florinda3rs Instagram bestnine2019 the year that wasnt here

In which I pick myself up, dust myself off…

…and glance back at the year that wasn’t here.

It’s been a while, hasn’t it? I know we’re almost two months in, but I hope it’s not too late to wish you a Happy New Year …whether you call it the first year of the new decade or the last year of the old one. (I guess maybe it depends on whether your count runs from 1 to 10 or 0 to 9?)

I’ve been wanting to come back to this space for a while. I’m seeing time opening up for it, and my brain is starting to kick into gear with things to say and do here. And the first thing I want to do is talk a little about what’s kept me away.

The year that wasn’t here: a brief look back at 2019

2019 was a challenging year for me and mine—it took a lot, and I wasn’t sorry to see it go. In all honesty, it’s been a challenging three years or so, for reasons big and small. Some of that is the rambunctious, unsettled time we’re living in, which impacts us no matter how much we try to control our personal environments (and manage our personal anxieties). And some of it’s been personal—family and work, losses and adjustments.
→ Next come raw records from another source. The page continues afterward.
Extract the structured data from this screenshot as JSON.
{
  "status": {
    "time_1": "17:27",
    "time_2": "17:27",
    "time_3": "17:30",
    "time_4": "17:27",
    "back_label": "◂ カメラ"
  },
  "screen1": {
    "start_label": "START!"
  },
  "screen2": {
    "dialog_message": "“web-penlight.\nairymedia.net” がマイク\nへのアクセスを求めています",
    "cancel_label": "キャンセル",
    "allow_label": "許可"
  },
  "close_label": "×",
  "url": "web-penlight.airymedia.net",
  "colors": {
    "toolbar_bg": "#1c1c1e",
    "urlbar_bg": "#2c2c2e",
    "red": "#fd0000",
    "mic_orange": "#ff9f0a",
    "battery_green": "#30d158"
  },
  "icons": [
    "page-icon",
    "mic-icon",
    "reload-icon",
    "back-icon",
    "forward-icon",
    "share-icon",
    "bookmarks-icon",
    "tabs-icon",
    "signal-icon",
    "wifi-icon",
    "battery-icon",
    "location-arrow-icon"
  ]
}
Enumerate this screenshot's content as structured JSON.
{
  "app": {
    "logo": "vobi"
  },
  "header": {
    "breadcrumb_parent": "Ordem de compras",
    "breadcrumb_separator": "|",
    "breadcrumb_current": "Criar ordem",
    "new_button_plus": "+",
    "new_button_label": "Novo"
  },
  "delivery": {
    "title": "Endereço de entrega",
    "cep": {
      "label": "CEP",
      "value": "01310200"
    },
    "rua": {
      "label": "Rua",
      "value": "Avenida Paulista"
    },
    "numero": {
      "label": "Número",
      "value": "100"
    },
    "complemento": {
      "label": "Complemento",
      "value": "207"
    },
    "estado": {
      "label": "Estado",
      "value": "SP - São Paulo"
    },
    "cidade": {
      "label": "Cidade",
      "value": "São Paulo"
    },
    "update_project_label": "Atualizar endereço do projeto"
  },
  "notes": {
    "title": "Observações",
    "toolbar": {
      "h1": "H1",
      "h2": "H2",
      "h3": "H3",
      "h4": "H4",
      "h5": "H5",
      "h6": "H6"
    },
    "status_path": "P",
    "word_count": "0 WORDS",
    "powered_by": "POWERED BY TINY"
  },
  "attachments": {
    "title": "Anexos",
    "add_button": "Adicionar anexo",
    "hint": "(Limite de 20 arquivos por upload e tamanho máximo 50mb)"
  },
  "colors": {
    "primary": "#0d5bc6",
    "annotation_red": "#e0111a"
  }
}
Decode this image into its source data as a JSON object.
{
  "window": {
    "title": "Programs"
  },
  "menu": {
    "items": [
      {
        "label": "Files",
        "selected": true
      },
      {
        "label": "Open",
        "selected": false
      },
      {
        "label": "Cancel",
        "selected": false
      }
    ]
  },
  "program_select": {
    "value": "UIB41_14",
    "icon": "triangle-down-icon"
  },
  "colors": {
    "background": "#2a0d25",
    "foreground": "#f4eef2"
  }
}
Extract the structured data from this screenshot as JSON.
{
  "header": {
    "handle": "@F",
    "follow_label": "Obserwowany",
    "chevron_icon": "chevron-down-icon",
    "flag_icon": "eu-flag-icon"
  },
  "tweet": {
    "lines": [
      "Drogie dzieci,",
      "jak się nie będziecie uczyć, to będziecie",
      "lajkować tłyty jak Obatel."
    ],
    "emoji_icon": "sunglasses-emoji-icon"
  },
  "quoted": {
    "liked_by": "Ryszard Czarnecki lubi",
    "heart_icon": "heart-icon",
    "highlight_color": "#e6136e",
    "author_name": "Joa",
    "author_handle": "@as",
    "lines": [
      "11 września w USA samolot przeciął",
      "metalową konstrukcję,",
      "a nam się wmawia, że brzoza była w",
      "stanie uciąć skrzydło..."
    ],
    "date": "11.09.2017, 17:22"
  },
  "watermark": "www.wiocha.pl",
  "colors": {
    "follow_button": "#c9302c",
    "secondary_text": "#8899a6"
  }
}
We started 2019 with me undergoing surgery to repair a macular hole in my left eye. We ended the year with our dog Winchester undergoing surgery to repair a torn ACL in his left hind leg. (Not a great year on the left side of Casa Vasquez, I must say.) My recovery impacted my work life for a couple of months while my vision adjusted. Winchester’s recovery (now officially complete!) kept him away from doggie daycare for a couple of months. It didn’t impact his work, however.

The challenges of eldrecare were a constant between those bookends of the year. Back in August 2018, we helped my mother-in-law move to an assisted-living facility near us. She already had a dementia diagnosis, and new challenges followed the move. She was hospitalized a few times (injuries, infections, and assessments), followed by stays in rehab facilities. We saw a rapid decline in physical and mental capabilities through the spring and summer of 2019. My husband Paul and his brother made the decision to place her on hospice early last fall, and she died peacefully on October 25.

I’ll have a follow-up post in a few days about some of the less “eventful” events of 2019. If all goes well, they won’t be my only posts of 2020. I’m not calling this a comeback, but I really hope it is!

Subscribe to Blog via Email

Enter your email address to subscribe to this blog and receive notifications of new posts by email.

Join 2,318 other subscribers


  1. 2019 seems like one that is good to have behind you. I hope your surgery was successful and I am sorry to hear about your mother-in-law. I look forward to your reading your blog as you ease your way back in; it’s nice to have another person out there who reminds me that I am not alone in feeling the craziness (and sadness and frustration, etc) of the last 3 years.

    1. Thank you :-). (I was up your way for the surgery, actually–I had it done up in Santa Barbara,) I think a lot of us are hoping there will be some changes for the better in 2020!!

  2. The things you have to face as you get older stink! I’m sorry you’ve had such tough years. I’ve heard the recovery from the surgery to repair a macular hole is rough.

    1. You heard right–keeping a face-down position for nearly two weeks to keep a gas bubble in place in your eye is NOT FUN. But it did what it had to do. And you’re right–approaching the far side of midlife is not fun either :-).

  3. Ohmygosh what a year!!! I’m so sorry for the loss of your mother-in-law.

    Please, tell us how in the world DO you maintain a face down position??? I am the biggest, scaredy-ist baby when it comes to eye stuff. I’m terrified of ever having to have something done to my eyes.

    I hope 2020 is a billion times kinder to you!!!

    1. I got a “face cradle”–like you’d use for a massage chair–and mostly kept my face in that, with my iPad underneath it so I could watch streaming video. I was allowed a 15-minute break every hour, but it was pretty tedious and uncomfortable. But sleeping was actually even less comfortable. The procedure itself was relatively pain-free, but the first couple of weeks after were a pain indeed.

  4. Glad to see you back after such a challenging year! Here’s hoping 2020 is a much better year for you

  5. Here’s hoping 2020 is great for you! (not starting out great for me, but that means it can only get better from here, right?)

    1. It’s as fixed as it’s going to be. The hole couldn’t be closed completely so there’s some permanent vision loss, but it’s holding stable since the procedure, at least. And the vision I do have actually seems better than it was before, so go figure!

      (And I really couldn’t write about it at the time due to the whole not-seeing thing, so… :))

  6. I was wondering where you’ve been, but certainly understand your being away and am glad to see you back here, even if it is only from time to time. Hope this year is less trying for you and Paul and all your family.